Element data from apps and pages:
*** Begin section ***

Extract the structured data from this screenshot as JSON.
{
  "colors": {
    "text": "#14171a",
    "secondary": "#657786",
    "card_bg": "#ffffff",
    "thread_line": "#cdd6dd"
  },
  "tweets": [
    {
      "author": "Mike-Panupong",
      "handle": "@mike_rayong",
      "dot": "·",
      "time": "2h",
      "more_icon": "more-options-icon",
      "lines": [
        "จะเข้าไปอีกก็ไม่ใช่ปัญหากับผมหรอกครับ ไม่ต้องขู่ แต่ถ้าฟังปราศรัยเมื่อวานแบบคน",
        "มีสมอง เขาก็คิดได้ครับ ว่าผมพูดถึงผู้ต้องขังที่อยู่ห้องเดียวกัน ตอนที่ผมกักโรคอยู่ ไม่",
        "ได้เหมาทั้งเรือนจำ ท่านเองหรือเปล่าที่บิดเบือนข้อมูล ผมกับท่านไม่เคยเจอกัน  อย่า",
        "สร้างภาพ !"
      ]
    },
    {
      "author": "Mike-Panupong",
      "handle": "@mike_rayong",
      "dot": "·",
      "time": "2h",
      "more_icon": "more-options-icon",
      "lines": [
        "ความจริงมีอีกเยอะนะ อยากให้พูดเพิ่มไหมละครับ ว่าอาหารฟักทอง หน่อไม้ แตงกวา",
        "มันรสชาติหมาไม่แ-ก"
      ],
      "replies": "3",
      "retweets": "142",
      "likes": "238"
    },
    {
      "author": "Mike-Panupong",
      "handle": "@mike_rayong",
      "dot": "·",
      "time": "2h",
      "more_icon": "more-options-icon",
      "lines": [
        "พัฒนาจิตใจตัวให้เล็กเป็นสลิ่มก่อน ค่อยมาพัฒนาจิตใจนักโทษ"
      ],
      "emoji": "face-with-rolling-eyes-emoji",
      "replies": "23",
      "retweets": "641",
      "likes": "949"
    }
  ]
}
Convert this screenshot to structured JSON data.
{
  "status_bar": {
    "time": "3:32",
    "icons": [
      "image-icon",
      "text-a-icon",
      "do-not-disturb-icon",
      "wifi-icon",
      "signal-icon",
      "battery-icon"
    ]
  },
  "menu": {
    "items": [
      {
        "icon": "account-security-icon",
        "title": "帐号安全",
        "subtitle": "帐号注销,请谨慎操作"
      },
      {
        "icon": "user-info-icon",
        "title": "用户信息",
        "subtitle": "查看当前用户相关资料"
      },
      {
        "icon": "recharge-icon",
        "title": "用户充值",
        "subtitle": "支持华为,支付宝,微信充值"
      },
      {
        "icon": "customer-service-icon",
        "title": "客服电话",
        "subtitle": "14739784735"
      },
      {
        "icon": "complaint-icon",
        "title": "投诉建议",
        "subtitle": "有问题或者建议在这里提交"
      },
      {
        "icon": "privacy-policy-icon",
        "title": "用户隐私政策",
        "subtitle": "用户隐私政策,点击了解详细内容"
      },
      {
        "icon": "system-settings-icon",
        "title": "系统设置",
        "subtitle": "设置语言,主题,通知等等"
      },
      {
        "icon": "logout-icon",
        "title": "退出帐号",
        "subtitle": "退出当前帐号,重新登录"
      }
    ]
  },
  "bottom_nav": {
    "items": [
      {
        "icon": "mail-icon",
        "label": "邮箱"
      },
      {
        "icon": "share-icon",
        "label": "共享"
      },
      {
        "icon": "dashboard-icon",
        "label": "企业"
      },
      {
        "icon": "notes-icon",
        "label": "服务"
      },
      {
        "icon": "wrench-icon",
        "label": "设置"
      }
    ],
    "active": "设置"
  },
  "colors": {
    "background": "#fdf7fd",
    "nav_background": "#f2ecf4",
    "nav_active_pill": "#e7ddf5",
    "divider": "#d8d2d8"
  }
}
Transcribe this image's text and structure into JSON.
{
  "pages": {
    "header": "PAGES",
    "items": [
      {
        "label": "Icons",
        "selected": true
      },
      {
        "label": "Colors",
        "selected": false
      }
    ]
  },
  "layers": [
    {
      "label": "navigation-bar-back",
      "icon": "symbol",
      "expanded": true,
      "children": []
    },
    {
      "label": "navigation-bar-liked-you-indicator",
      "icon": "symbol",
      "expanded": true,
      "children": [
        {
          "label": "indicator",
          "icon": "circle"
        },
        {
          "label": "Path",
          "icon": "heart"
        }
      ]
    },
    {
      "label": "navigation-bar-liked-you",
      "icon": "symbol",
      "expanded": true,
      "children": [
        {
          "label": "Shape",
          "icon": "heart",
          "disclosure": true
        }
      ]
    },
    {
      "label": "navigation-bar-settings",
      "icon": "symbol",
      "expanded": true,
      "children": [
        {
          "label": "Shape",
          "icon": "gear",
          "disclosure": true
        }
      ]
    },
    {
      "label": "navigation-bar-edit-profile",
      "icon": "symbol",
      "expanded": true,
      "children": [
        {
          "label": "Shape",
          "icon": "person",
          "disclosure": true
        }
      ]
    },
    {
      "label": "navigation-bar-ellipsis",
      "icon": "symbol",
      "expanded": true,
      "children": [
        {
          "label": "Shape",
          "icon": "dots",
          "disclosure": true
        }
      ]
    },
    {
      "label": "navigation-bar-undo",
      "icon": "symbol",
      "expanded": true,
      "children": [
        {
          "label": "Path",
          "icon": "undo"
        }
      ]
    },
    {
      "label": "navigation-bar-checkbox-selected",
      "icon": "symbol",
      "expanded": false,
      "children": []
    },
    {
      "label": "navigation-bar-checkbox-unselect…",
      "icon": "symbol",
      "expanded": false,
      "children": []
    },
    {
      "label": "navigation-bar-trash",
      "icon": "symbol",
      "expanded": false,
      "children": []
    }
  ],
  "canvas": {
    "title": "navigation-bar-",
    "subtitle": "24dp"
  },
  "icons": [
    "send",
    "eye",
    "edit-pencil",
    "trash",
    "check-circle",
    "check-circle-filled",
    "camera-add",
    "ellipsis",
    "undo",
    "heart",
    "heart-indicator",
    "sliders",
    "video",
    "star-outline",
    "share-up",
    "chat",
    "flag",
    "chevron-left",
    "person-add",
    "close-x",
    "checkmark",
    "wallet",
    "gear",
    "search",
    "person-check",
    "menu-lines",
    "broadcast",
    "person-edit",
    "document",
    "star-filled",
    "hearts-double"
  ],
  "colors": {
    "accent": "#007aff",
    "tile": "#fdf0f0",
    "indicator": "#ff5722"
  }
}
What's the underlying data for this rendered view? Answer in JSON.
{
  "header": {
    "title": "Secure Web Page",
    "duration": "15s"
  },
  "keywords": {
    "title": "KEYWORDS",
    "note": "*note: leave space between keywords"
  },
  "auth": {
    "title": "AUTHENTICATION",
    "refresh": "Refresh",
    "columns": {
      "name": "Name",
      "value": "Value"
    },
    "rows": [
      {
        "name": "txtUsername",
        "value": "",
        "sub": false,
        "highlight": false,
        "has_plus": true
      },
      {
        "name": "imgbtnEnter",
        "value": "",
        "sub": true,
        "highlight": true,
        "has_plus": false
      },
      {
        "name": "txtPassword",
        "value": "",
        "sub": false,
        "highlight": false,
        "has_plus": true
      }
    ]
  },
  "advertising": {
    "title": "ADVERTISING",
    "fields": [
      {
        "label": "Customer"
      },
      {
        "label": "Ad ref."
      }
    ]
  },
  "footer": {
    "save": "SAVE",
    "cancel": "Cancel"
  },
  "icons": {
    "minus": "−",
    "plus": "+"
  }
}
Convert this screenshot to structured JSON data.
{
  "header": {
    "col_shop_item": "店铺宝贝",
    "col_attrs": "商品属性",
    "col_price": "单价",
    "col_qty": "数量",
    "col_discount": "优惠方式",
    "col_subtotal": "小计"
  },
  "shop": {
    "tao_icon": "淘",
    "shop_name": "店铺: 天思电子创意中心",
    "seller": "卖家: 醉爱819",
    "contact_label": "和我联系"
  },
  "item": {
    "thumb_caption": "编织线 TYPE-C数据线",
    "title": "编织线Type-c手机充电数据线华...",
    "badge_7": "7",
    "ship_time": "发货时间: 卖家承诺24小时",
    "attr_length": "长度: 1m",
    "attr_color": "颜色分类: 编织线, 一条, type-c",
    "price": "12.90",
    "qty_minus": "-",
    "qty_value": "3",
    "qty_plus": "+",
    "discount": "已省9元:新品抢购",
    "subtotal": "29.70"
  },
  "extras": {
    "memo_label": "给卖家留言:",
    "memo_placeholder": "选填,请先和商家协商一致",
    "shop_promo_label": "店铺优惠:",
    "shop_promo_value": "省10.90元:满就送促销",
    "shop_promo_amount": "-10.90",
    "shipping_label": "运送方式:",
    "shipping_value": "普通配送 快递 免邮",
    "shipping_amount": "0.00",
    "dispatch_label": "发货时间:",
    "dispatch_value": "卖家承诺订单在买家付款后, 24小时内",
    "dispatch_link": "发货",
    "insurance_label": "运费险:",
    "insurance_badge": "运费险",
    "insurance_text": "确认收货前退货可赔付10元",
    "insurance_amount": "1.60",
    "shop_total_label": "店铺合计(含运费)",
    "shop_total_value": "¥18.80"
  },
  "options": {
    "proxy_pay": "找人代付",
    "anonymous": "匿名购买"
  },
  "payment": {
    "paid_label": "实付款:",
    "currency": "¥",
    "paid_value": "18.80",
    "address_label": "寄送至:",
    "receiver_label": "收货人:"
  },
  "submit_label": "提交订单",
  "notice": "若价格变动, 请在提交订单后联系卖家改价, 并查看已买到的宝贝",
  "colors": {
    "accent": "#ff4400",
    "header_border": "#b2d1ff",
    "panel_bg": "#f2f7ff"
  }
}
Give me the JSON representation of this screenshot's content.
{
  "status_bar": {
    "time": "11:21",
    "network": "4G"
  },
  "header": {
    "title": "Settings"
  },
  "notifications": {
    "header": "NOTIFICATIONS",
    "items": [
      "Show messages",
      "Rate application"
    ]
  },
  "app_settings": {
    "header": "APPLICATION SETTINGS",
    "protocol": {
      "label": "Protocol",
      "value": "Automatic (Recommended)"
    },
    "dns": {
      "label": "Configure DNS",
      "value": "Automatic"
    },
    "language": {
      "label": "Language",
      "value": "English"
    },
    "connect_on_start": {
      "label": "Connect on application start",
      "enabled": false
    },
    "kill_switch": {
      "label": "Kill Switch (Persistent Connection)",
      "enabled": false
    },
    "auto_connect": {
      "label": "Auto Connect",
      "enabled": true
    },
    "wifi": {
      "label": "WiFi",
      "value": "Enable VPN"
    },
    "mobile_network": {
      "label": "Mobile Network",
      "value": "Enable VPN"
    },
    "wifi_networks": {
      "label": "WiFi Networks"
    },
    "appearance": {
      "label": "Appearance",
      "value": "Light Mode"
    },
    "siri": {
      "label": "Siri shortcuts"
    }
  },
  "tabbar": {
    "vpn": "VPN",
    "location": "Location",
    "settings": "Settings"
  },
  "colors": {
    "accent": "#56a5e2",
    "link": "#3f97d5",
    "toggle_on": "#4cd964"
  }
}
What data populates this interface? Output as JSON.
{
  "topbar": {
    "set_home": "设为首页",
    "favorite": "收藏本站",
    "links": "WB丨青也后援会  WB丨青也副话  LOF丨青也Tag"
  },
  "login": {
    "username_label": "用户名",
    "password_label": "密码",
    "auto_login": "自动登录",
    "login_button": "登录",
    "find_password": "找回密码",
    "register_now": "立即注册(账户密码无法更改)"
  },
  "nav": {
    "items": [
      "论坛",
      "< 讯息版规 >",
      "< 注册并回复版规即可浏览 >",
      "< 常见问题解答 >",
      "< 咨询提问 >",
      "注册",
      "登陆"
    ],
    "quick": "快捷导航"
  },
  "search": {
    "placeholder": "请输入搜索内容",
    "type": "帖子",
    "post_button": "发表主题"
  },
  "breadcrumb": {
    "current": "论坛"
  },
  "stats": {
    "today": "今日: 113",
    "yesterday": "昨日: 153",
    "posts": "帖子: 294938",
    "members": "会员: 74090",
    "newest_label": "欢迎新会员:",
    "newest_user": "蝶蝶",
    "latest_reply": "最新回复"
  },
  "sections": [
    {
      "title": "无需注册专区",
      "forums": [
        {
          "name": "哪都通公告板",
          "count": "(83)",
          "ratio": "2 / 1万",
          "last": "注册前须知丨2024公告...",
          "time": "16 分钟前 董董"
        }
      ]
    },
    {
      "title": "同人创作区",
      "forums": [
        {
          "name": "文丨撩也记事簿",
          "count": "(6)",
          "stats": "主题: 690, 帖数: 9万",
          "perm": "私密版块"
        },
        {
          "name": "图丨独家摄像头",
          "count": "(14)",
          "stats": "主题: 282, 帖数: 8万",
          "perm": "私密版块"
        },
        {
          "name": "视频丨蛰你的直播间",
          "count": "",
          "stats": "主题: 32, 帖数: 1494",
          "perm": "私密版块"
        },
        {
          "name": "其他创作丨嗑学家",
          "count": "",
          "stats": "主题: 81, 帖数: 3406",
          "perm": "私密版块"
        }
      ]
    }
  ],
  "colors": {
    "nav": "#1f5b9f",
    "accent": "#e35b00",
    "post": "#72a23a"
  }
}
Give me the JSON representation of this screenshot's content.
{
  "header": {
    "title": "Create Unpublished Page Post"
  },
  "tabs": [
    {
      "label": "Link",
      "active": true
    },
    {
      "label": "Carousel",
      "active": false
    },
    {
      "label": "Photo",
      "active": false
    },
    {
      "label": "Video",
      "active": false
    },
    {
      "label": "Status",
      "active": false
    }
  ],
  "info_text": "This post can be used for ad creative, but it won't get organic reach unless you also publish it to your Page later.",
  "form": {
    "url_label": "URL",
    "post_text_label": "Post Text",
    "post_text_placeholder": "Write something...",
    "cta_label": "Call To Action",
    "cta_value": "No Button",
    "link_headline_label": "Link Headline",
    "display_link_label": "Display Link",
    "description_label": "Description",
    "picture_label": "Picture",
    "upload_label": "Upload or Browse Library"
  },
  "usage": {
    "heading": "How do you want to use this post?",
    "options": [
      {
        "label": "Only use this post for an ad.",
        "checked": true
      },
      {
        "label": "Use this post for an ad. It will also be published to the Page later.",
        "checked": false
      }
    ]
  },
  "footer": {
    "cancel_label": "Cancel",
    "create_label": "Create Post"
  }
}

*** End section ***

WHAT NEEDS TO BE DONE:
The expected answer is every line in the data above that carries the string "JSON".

EXPECTED ANSWER:
Extract the structured data from this screenshot as JSON.
Convert this screenshot to structured JSON data.
Transcribe this image's text and structure into JSON.
What's the underlying data for this rendered view? Answer in JSON.
Convert this screenshot to structured JSON data.
Give me the JSON representation of this screenshot's content.
What data populates this interface? Output as JSON.
Give me the JSON representation of this screenshot's content.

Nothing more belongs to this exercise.